  • The People’s Rights (1910)
  • The World Crisis (1923–1931)
  • My Early Life: A Roving Commission (1930): autobiography
  • India (1931)
  • Thoughts and Adventures (Amid These Storms) (1932)
  • Marlborough: His Life and Times (1933–1938): four-volume biography on his greatest predecessor
  • Great Contemporaries (1937): short biographies
  • Arms and the Covenant or While England Slept: A Survey of World Affairs, 1932–1938 (1938): a call to arms, warning about Hitler, urging rearmament
  • Step by Step 1936–1939 (1939)
  • Addresses Delivered in the Year 1940 (1940)
  • Broadcast Addresses (1941)
  • Into Battle (Blood Sweat and Tears) (1941)
  • The Unrelenting Struggle (1942)
  • The End of the Beginning (1943)
  • Onwards to Victory (1944)
  • The Dawn of Liberation (1945)
  • Victory (1946)
  • Secret Sessions Speeches (1946)
  • War Speeches 1940–1945 (1946)
  • The Second World War (1948–1954): six volumes (12 in paperback)
  • The Sinews of Peace (1948)
  • Painting as a Pastime (1948)
  • Europe Unite (1950)
  • In the Balance (1951)
  • The War Speeches 1939–1945 (1952)
  • Stemming the Tide (1953)
  • A History of the English-Speaking Peoples (1956–1958): four volumes
  • The Unwritten Alliance (1961)

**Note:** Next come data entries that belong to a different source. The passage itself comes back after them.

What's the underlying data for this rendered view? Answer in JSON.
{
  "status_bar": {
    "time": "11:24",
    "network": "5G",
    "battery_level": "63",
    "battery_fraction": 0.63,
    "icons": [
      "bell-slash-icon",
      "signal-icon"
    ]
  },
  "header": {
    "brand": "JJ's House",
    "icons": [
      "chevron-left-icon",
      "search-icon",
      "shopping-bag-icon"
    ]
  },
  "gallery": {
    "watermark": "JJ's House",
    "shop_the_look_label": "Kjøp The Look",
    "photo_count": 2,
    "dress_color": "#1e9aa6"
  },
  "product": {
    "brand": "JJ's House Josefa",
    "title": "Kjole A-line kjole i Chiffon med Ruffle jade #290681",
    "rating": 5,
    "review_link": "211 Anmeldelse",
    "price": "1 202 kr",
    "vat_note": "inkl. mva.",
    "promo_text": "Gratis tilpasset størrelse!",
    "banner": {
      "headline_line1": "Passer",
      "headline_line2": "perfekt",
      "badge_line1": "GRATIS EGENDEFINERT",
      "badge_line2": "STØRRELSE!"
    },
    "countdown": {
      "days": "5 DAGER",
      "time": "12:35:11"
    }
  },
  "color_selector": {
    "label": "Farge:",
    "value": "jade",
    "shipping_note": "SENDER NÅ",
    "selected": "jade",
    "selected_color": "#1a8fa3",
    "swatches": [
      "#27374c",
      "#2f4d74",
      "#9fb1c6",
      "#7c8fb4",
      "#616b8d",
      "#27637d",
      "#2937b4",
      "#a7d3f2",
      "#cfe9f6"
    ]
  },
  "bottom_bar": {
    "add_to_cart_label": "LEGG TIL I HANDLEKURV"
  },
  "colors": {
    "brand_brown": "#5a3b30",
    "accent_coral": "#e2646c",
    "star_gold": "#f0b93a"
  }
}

Essays and short storiesEdit

  • "Man Overboard!" (1899). First printed in The Harmsworth Magazine, January 1899
  • "If Lee had not won the Battle of Gettysburg" (1930). First published in Scribner's Magazine, December 1930.[6]

ReferencesEdit

  1. 1.0 1.1 1.2 1.3 Winston Churchill - The Nobel Prize in Literature 1953
  2. Churchill 'greatest PM of 20th Century'
  3. Churchill voted greatest Briton
  4. Fergusson, James (2013). The World's Most Dangerous Place: Inside the Outlaw State of Somalia. Transworld. p. 229. ISBN 978-1-4464-8705-1.
  5. "7 FAM 1171: Honorary Citizenship" (PDF). Foreign Affairs Manual Volume 7 – Consular Affairs. U.S. Department of State. 9 April 2008. Retrieved 2 February 2011.
  6. Reprinted in Wisconsin Magazine of History: Volume 44, number 4, summer, 1961

Other websitesEdit

 
Blenheim Palace: the birthplace of Winston Churchill